My first Half Marathon2016-02-24
3 min read | 736 words
Sometime last October, I began running.
Apparently, aerobic activity can promote neuroplasticity, which seems helpful and relevant. (However, broken feet are less helpful, though more relevant in the moment.)
Starting with no training or clue, I ramped up to five runs per week via a custom schedule of specific distances, intensities, and rest days.
At first, knife-stabbing cramps tended to materialize after a few kilometers. After the first couple weeks, they disappeared completely and surprisingly. Distances grew longer and easier, from 5K to 8K, then 12K. My appetite expanded ridiculously (and it was already much more than people usually predict).
San Francisco’s Embarcadero is as beautiful as fun to run at sunrise. Though I would have never imagined, this finally converted me from incorrigible night owl to bright-eyed bushy-tailed morning person.
Counterintuitively, running days resulted in more energy and productivity than rest days. Baseline physical and mental health improved beyond expectation, and I wondered why I hadn’t tried this earlier.
This was great fun for a while, so Nicole and I signed up for our first half marathon on Valentines day.
However, I probably overdid the training. After the first few hundred kilometres, my “running shoes” expired via frog boiling in which all appeared well… until some typical morning run where my foot suddenly gave out.
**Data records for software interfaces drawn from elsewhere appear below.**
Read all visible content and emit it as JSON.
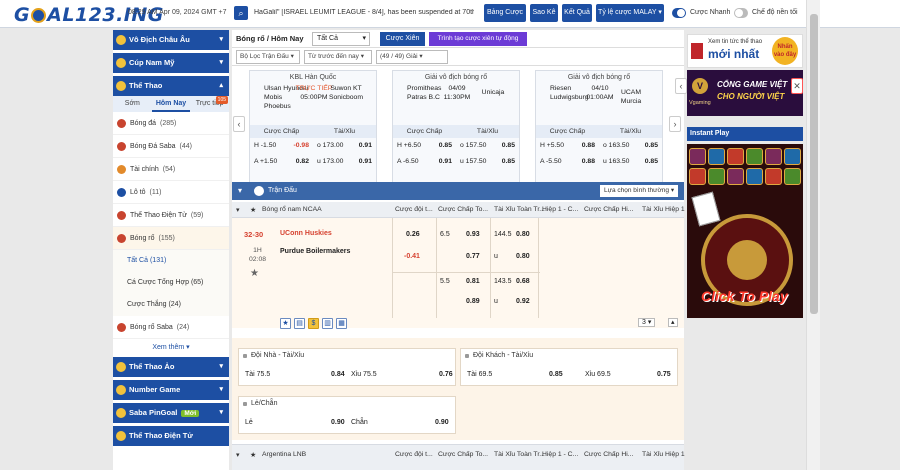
{
  "header": {
    "logo": "GOAL123.ING",
    "datetime": "08:29 AM Apr 09, 2024 GMT +7",
    "ticker": "HaGalil\" [ISRAEL LEUMIT LEAGUE - 8/4], has been suspended at 70th",
    "buttons": [
      "Bảng Cược",
      "Sao Kê",
      "Kết Quả",
      "Tỷ lệ cược MALAY ▾"
    ],
    "toggle_fast": "Cược Nhanh",
    "toggle_bg": "Chế độ nền tối"
  },
  "sidebar": {
    "headers": {
      "euro": "Vô Địch Châu Âu",
      "copa": "Cúp Nam Mỹ",
      "sports": "Thể Thao"
    },
    "tabs": [
      "Sớm",
      "Hôm Nay",
      "Trực tiếp"
    ],
    "live_count": "105",
    "items": [
      {
        "label": "Bóng đá",
        "count": "(285)"
      },
      {
        "label": "Bóng Đá Saba",
        "count": "(44)"
      },
      {
        "label": "Tài chính",
        "count": "(54)"
      },
      {
        "label": "Lô tô",
        "count": "(11)"
      },
      {
        "label": "Thể Thao Điện Tử",
        "count": "(59)"
      },
      {
        "label": "Bóng rổ",
        "count": "(155)"
      }
    ],
    "sub_items": [
      {
        "label": "Tất Cả",
        "count": "(131)"
      },
      {
        "label": "Cá Cược Tổng Hợp",
        "count": "(65)"
      },
      {
        "label": "Cược Thắng",
        "count": "(24)"
      }
    ],
    "saba_basket": {
      "label": "Bóng rổ Saba",
      "count": "(24)"
    },
    "more": "Xem thêm ▾",
    "virtual": "Thể Thao Ảo",
    "number_game": "Number Game",
    "saba_pingoal": "Saba PinGoal",
    "saba_badge": "Mới",
    "cut": "Thể Thao Điện Tử"
  },
  "main": {
    "title": "Bóng rổ / Hôm Nay",
    "filter": "Tất Cả",
    "btn_parlay": "Cược Xiên",
    "btn_auto": "Trình tạo cược xiên tự động",
    "filter_match": "Bộ Lọc Trận Đấu",
    "filter_time": "Từ trước đến nay",
    "filter_count": "(49 / 49) Giải",
    "cards": [
      {
        "league": "KBL Hàn Quốc",
        "home": "Ulsan Hyundai Mobis Phoebus",
        "mid_live": "TRỰC TIẾP",
        "mid_time": "05:00PM",
        "away": "Suwon KT Sonicboom",
        "hdr": [
          "Cược Chấp",
          "Tài/Xỉu"
        ],
        "rows": [
          [
            "H -1.50",
            "-0.98",
            "o 173.00",
            "0.91"
          ],
          [
            "A +1.50",
            "0.82",
            "u 173.00",
            "0.91"
          ]
        ]
      },
      {
        "league": "Giải vô địch bóng rổ",
        "home": "Promitheas Patras B.C",
        "mid_live": "04/09",
        "mid_time": "11:30PM",
        "away": "Unicaja",
        "hdr": [
          "Cược Chấp",
          "Tài/Xỉu"
        ],
        "rows": [
          [
            "H +6.50",
            "0.85",
            "o 157.50",
            "0.85"
          ],
          [
            "A -6.50",
            "0.91",
            "u 157.50",
            "0.85"
          ]
        ]
      },
      {
        "league": "Giải vô địch bóng rổ",
        "home": "Riesen Ludwigsburg",
        "mid_live": "04/10",
        "mid_time": "01:00AM",
        "away": "UCAM Murcia",
        "hdr": [
          "Cược Chấp",
          "Tài/Xỉu"
        ],
        "rows": [
          [
            "H +5.50",
            "0.88",
            "o 163.50",
            "0.85"
          ],
          [
            "A -5.50",
            "0.88",
            "u 163.50",
            "0.85"
          ]
        ]
      }
    ],
    "section_title": "Trận Đấu",
    "sort_label": "Lựa chọn bình thường ▾",
    "league1": "Bóng rổ nam NCAA",
    "cols": [
      "Cược đội t...",
      "Cược Chấp To...",
      "Tài Xỉu Toàn Tr...",
      "Hiệp 1 - C...",
      "Cược Chấp Hi...",
      "Tài Xỉu Hiệp 1"
    ],
    "match": {
      "score": "32-30",
      "half": "1H",
      "clock": "02:08",
      "home": "UConn Huskies",
      "away": "Purdue Boilermakers",
      "r1": [
        "0.26",
        "6.5",
        "0.93",
        "144.5",
        "0.80"
      ],
      "r2": [
        "-0.41",
        "0.77",
        "u",
        "0.80"
      ],
      "r3": [
        "5.5",
        "0.81",
        "143.5",
        "0.68"
      ],
      "r4": [
        "0.89",
        "u",
        "0.92"
      ]
    },
    "page_select": "3 ▾",
    "detail": {
      "home_ou": {
        "title": "Đội Nhà - Tài/Xỉu",
        "o_label": "Tài 75.5",
        "o_val": "0.84",
        "u_label": "Xỉu 75.5",
        "u_val": "0.76"
      },
      "away_ou": {
        "title": "Đội Khách - Tài/Xỉu",
        "o_label": "Tài 69.5",
        "o_val": "0.85",
        "u_label": "Xỉu 69.5",
        "u_val": "0.75"
      },
      "oddeven": {
        "title": "Lẻ/Chẵn",
        "o_label": "Lẻ",
        "o_val": "0.90",
        "e_label": "Chẵn",
        "e_val": "0.90"
      }
    },
    "league2": "Argentina LNB"
  },
  "right": {
    "banner1_a": "Xem tin tức thể thao",
    "banner1_b": "mới nhất",
    "banner1_c": "Nhấn vào đây",
    "banner2_logo_text": "Vgaming",
    "banner2_t1": "CỔNG GAME VIỆT",
    "banner2_t2": "CHO NGƯỜI VIỆT",
    "instant": "Instant Play",
    "click_to_play": "Click To Play"
  }
}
I could no longer bear weight without the left foot seeming sliced in half lengthwise.
I moped home in a car. The doctor took some X-rays, but couldn’t find anything wrong. So off I went icing for a couple days.
Couple weeks later, the foot seemed better. Walking was possible, then some running again. But then after 13K in Santa Monica, again with the slicy knife-foot mode.
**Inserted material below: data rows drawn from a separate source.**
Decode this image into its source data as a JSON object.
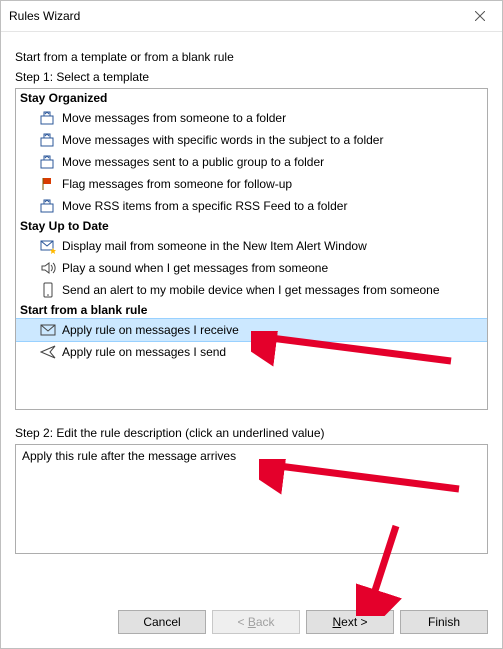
{
  "titlebar": {
    "title": "Rules Wizard"
  },
  "intro": "Start from a template or from a blank rule",
  "step1_label": "Step 1: Select a template",
  "categories": [
    {
      "name": "Stay Organized",
      "items": [
        {
          "icon": "move-folder-icon",
          "label": "Move messages from someone to a folder"
        },
        {
          "icon": "move-folder-icon",
          "label": "Move messages with specific words in the subject to a folder"
        },
        {
          "icon": "move-folder-icon",
          "label": "Move messages sent to a public group to a folder"
        },
        {
          "icon": "flag-icon",
          "label": "Flag messages from someone for follow-up"
        },
        {
          "icon": "move-folder-icon",
          "label": "Move RSS items from a specific RSS Feed to a folder"
        }
      ]
    },
    {
      "name": "Stay Up to Date",
      "items": [
        {
          "icon": "mail-star-icon",
          "label": "Display mail from someone in the New Item Alert Window"
        },
        {
          "icon": "sound-icon",
          "label": "Play a sound when I get messages from someone"
        },
        {
          "icon": "mobile-icon",
          "label": "Send an alert to my mobile device when I get messages from someone"
        }
      ]
    },
    {
      "name": "Start from a blank rule",
      "items": [
        {
          "icon": "envelope-icon",
          "label": "Apply rule on messages I receive",
          "selected": true
        },
        {
          "icon": "send-icon",
          "label": "Apply rule on messages I send"
        }
      ]
    }
  ],
  "step2_label": "Step 2: Edit the rule description (click an underlined value)",
  "step2_text": "Apply this rule after the message arrives",
  "buttons": {
    "cancel": "Cancel",
    "back_prefix": "< ",
    "back_underline": "B",
    "back_rest": "ack",
    "next_underline": "N",
    "next_rest": "ext >",
    "finish": "Finish"
  }
}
A different doctor glanced at my original X-rays and promptly pointed out stress fractures in two metatarsals. Interesting. Confirmed by a new set of X-rays, they recommended I stop running for awhile lest I grant this scenario more permanence.
Now began the running withdrawal.
Getting around town was less convenient as I couldn’t even ride a bicycle, nevermind a motorcycle (gear shift and broken feet are not the most compatible.) But in any case, I was busy with other stuff in January, like recording.
Rather abruptly, February appears. The limping waned, and my foot seemed more foot-like.
This time I treaded carefully with some light excercises and stretches, followed by a minimal one mile jog, followed by still more stretches. Acceptable. I increased distance gradually, and managed five consecutive light running days before resting. This wasn’t quite the correct training plan, but perhaps better than nothing.
Suddenly, the day of mandatory romance was upon us. After a ludicrous pasta binge the prior evening:
Though we begin together, Nicole, due to being more awesome, leaves me in the dust. I focus only on finishing with intact foot.
The first half was a gorgeous path winding through Golden Gate Park, around the panhandle, past the Japanese Tea Garden and the De Young, through various gardens and ponds and waterfall, the windmill, and finally the ocean.
The second half of the course was a rather monotonous stretch of Highway One down to the Zoo, then back up the exact same road.
Every step here was now a new personal distance record. With each kilometer, intensity and difficulty increased non-linearly, body crying ever louder for a break, to keel over and pass out, because why would you even.
One aspect of running I particularly enjoy is the opportunity for meditation and introspection. With the cyclical running gait in synchronization with breathing, it’s interesting to note and experiment with minor joint angle and posture differences, and how gently feet can contact and push off the ground. There must be some most free, most efficient movement of limbs – or at least some movement least likely to re-injure a questionable foot.
Towards the end, I somehow began passing everyone I saw from the first half. In the last kilometer I sprinted with everything left. Exhaustion tingled my face and spine, vision grew white around the edges.
At 2:05:13, I cross the finish line, a kid places an adorable windmill medal around my neck, and I collapse into friends and lovers and flowers. Not too bad, I guess.
Conveniently, I didn’t rebreak my foot.
Valencia, Spain. Feb 2016